|Lat.: 35.0743° N
Long.: 78.8925° W
|Partial Solar Eclipse
|Start of partial eclipse (C1) :||2017/08/21||17:16:53.8||66.8°||178.9°|
|Maximum eclipse :||2017/08/21||18:45:29.0||59.6°||225.6°|
|End of partial eclipse (C4) :||2017/08/21||20:07:07.9||45.4°||249.2°|
Eclipse glasses will be provided to the first 2,000 attendees (more if everyone shares). In addition, three solar safe telescopes will be used to observe the Sun during the eclipse. For more information about this event, contact the FSU Planetarium Manager, Joe Kabbes.
The nearest good total eclipse observation site is the Santee Indian Mound. It is close to Lake Marion in SC: just west of I-95 at the north end of the lake. There was public access to the top of the mound when Professor Mattox was last there 5 years ago. It is nearly at the center of the band of totality. Traffic may be a problem (even on I-95). With normal traffic, it is about 2 ½ hours each way for auto travel from Fayetteville. Here is the prediction from NASA for this site:
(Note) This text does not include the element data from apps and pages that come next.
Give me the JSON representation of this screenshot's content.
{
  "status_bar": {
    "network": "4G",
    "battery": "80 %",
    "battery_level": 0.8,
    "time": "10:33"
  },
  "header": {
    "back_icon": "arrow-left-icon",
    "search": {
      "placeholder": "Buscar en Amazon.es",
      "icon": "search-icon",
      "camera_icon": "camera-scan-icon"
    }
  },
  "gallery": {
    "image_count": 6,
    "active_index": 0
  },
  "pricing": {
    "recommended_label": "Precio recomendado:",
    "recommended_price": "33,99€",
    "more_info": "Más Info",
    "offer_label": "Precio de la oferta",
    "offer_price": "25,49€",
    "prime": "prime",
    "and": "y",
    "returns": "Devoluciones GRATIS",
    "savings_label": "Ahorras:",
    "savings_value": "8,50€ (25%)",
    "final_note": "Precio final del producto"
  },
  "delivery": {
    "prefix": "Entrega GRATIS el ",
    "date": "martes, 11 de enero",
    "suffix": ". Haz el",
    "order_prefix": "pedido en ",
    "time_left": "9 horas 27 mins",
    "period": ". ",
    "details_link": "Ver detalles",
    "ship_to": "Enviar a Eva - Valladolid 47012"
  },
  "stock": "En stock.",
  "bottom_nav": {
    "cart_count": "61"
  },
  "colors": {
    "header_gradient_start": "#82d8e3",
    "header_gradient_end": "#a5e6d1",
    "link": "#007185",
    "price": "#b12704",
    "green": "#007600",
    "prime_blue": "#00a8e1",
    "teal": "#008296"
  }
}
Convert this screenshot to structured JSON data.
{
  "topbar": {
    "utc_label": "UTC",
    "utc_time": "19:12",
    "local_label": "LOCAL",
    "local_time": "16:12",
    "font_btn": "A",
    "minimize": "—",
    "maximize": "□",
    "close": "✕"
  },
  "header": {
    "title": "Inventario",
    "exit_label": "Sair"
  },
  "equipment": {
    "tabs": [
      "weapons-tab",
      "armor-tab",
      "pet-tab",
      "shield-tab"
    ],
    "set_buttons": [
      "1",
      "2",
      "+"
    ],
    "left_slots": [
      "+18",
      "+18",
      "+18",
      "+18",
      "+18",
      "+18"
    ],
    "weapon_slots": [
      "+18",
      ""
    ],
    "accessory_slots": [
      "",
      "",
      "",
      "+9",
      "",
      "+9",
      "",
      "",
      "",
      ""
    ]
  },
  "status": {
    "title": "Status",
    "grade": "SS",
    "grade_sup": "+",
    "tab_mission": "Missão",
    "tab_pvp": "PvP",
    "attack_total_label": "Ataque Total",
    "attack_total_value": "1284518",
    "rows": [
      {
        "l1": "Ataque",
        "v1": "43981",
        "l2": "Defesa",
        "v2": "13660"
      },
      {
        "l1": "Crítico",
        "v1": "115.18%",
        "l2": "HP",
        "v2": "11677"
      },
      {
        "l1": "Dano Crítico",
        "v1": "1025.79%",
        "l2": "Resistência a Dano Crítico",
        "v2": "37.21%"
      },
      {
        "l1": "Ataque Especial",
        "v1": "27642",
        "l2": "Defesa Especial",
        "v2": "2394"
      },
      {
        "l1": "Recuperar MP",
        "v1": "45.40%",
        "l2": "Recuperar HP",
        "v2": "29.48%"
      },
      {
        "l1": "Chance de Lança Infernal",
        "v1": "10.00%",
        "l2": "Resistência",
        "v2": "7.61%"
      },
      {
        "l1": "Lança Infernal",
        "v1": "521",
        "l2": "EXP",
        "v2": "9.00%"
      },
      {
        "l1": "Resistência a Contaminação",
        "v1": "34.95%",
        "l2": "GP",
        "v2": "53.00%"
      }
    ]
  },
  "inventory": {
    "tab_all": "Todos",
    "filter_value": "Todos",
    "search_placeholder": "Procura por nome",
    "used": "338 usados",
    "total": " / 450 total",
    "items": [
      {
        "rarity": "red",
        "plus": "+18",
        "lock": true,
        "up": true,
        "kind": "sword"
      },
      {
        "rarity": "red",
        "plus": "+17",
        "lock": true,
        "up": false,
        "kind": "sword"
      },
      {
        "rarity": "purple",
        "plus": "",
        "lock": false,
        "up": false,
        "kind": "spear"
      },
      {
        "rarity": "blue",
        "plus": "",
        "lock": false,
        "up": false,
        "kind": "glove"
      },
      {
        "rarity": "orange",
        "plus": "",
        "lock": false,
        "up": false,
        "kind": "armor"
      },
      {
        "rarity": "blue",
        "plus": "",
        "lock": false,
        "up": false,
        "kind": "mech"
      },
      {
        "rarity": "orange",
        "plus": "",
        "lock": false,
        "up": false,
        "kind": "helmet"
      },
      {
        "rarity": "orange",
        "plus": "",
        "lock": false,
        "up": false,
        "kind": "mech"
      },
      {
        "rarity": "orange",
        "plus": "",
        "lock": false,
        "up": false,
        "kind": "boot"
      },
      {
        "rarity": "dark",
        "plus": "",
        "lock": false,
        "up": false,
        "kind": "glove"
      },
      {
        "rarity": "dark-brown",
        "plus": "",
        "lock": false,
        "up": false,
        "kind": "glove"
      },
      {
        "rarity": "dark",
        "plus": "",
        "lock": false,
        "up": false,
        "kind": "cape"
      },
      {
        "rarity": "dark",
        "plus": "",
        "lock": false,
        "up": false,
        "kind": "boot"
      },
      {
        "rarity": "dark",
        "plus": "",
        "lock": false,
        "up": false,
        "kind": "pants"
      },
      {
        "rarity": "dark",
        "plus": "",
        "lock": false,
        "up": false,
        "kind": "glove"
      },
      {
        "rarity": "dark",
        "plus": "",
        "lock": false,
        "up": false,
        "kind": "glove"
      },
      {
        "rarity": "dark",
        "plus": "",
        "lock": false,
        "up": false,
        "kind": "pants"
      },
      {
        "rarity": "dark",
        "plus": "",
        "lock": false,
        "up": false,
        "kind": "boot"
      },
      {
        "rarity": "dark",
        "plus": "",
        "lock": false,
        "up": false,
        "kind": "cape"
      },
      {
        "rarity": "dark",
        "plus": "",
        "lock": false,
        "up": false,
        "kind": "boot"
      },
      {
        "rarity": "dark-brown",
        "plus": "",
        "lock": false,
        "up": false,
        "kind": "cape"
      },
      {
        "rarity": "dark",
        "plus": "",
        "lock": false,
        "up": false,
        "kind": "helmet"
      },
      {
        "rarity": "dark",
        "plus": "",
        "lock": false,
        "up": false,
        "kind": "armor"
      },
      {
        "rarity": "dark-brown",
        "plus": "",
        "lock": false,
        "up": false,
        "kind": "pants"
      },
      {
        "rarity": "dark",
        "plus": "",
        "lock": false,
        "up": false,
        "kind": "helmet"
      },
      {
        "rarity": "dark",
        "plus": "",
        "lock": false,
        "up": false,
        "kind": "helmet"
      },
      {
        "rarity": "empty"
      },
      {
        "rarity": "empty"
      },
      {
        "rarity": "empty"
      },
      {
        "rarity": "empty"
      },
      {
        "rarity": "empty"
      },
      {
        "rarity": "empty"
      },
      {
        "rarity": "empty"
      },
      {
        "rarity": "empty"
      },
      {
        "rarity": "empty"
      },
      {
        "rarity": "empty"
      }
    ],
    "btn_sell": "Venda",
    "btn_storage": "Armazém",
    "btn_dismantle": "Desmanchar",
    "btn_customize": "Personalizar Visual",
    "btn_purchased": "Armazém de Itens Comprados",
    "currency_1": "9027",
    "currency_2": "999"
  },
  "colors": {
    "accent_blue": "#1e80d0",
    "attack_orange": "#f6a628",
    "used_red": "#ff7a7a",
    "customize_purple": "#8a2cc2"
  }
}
|Lat.: 33.5331° N
Long.: 80.4287° W
|Total Solar Eclipse
Duration of Totality: 2m35.1s
|Start of partial eclipse (C1) :||2017/08/21||17:15:00.0||68.2°||173.6°|
|Start of total eclipse (C2) :||2017/08/21||18:43:43.5||61.8°||224.4°|
|Maximum eclipse :||2017/08/21||18:45:01.2||61.6°||224.9°|
|End of total eclipse (C3) :||2017/08/21||18:46:18.6||61.4°||225.5°|
|End of partial eclipse (C4) :||2017/08/21||20:08:00.3||46.9°||249.6°|
Here is Professor Mattox’s curricula page (with Student Assignments) for the 2017 Solar Eclipse.
Professor Mattox plans to observe from at the Mountain Retreat and Learning Center for totality. Here is the prediction from NASA for this site:
|Lat.: 35.03° N
Long.: 83.2571° W
|Total Solar Eclipse
Duration of Totality: 2m35.9s
|Start of partial eclipse (C1) :||2017/08/21||17:07:09.1||65.9°||162.4°|
|Start of total eclipse (C2) :||2017/08/21||18:35:51.4||63.1°||214.0°|
|Maximum eclipse :||2017/08/21||18:37:09.5||63.0°||214.6°|
|End of total eclipse (C3) :||2017/08/21||18:38:27.3||62.8°||215.2°|
|End of partial eclipse (C4) :||2017/08/21||20:01:23.0||49.8°||243.9°|
Approaching Eclipse Totality at 2:35 pm on 8/21 – atop a rimrock on Little Scaly Mountain in NC (near the Georgia border). Unfortunately we had clouds between us and the Moon/Sun from before C1 until after C3. Still an awesome experience!